→ **Exercise aim**
Below are the entries; count how many lines contain the word "this" and reply with that number alone.

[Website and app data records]

=== Section Start ===

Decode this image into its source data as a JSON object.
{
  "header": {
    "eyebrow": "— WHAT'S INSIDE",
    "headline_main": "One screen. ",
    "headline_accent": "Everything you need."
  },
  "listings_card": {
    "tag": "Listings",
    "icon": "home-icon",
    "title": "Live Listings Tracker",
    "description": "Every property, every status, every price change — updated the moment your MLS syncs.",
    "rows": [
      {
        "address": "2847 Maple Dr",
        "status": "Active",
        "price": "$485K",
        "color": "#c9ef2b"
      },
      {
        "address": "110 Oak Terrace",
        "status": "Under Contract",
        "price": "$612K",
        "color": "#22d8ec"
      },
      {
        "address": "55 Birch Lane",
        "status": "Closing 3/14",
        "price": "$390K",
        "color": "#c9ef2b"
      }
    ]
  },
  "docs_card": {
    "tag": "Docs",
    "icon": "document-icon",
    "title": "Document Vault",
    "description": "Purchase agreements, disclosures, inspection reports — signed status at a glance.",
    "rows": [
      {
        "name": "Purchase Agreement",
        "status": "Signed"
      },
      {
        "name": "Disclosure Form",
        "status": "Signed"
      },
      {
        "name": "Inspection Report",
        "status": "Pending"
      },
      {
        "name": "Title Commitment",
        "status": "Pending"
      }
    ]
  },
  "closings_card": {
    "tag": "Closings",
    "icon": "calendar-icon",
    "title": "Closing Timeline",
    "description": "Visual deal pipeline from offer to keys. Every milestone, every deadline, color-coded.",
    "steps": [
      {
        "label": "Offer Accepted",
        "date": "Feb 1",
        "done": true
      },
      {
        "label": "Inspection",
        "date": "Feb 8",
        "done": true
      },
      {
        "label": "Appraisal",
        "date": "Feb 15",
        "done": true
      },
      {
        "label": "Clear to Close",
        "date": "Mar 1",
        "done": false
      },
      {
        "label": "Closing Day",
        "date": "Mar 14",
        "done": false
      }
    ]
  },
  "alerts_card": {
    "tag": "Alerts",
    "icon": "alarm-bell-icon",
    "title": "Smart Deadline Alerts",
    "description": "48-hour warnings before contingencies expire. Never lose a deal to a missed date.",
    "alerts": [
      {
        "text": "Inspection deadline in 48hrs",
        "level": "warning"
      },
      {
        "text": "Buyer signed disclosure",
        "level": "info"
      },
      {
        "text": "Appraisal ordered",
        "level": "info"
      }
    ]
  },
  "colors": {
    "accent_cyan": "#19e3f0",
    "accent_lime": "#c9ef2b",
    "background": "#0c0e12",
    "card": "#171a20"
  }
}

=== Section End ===
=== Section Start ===

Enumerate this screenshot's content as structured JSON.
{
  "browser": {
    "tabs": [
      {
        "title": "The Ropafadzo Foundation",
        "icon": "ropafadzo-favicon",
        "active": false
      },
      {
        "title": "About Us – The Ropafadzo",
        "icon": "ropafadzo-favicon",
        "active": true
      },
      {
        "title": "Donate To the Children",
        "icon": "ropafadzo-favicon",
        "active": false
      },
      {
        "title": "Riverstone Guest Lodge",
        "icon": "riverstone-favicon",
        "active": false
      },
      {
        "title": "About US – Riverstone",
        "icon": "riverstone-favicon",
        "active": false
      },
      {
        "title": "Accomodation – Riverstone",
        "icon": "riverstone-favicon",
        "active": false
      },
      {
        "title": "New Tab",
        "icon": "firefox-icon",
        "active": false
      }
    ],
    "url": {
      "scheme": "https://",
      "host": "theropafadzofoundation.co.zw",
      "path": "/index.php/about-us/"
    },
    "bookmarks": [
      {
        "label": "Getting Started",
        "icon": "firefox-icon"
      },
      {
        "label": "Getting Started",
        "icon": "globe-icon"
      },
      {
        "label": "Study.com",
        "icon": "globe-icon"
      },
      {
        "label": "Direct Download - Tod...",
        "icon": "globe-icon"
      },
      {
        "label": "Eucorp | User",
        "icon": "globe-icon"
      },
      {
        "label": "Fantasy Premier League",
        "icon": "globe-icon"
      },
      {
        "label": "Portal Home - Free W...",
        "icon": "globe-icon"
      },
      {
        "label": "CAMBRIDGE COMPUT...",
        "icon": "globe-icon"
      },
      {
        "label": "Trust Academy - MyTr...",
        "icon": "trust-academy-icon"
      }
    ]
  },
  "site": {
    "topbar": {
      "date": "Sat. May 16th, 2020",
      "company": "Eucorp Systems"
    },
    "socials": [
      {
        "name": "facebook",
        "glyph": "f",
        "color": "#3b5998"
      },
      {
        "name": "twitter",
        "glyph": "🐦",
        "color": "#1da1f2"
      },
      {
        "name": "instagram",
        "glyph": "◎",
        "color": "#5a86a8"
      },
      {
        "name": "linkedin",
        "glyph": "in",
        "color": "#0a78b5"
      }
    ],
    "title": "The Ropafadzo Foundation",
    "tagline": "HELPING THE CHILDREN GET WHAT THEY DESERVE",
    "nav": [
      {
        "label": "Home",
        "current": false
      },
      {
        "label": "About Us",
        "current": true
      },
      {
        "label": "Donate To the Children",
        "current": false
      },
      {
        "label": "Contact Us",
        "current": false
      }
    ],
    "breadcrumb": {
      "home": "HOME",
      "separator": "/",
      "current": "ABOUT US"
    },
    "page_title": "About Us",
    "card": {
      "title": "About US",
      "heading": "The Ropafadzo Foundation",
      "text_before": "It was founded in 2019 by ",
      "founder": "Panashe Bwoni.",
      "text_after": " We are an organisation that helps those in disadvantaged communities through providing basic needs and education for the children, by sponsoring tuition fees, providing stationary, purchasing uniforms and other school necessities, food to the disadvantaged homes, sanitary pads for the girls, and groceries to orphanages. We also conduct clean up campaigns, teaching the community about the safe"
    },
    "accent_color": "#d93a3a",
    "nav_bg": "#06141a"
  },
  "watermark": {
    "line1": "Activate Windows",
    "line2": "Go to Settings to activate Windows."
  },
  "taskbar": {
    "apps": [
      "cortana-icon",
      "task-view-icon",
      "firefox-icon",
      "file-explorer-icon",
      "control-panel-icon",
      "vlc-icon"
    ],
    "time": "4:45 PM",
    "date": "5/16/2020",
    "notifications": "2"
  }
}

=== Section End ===
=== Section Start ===

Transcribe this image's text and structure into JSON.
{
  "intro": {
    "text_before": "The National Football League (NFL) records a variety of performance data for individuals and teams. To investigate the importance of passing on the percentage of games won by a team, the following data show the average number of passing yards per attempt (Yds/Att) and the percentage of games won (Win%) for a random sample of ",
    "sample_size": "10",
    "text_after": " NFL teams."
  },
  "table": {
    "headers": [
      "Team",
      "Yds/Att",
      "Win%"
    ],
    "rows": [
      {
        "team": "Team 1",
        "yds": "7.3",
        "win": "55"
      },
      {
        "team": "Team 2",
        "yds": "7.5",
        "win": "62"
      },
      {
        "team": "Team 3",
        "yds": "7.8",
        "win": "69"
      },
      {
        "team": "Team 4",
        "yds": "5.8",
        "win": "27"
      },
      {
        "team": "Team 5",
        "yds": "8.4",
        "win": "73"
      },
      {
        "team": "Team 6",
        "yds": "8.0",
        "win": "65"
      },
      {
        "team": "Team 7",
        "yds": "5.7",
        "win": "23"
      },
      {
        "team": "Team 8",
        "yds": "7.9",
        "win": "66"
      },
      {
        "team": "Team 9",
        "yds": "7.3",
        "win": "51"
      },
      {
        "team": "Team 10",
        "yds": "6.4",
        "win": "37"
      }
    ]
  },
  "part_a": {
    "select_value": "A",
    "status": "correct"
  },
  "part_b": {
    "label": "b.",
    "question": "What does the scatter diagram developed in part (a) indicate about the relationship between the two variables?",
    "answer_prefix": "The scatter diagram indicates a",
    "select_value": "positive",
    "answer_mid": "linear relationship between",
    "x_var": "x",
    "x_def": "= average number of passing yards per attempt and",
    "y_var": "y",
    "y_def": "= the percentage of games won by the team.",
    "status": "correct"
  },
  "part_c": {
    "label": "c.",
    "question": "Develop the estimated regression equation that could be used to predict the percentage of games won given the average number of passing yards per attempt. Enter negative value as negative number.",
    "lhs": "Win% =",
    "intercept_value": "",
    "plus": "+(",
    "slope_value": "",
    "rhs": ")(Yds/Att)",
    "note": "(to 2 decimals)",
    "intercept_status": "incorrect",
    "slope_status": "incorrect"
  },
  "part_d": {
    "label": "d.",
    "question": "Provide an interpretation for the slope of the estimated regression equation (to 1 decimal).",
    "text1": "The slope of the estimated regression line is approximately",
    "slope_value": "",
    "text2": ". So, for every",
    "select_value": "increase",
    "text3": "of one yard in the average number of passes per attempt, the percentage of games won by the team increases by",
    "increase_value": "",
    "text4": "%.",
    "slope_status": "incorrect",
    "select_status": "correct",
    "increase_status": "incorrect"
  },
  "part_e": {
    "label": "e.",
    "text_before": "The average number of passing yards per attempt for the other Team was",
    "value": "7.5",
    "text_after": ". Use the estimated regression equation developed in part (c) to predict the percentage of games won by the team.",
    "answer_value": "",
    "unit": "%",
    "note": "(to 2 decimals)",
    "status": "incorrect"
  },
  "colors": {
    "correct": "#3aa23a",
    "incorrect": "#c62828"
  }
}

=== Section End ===

→ **Task result**
3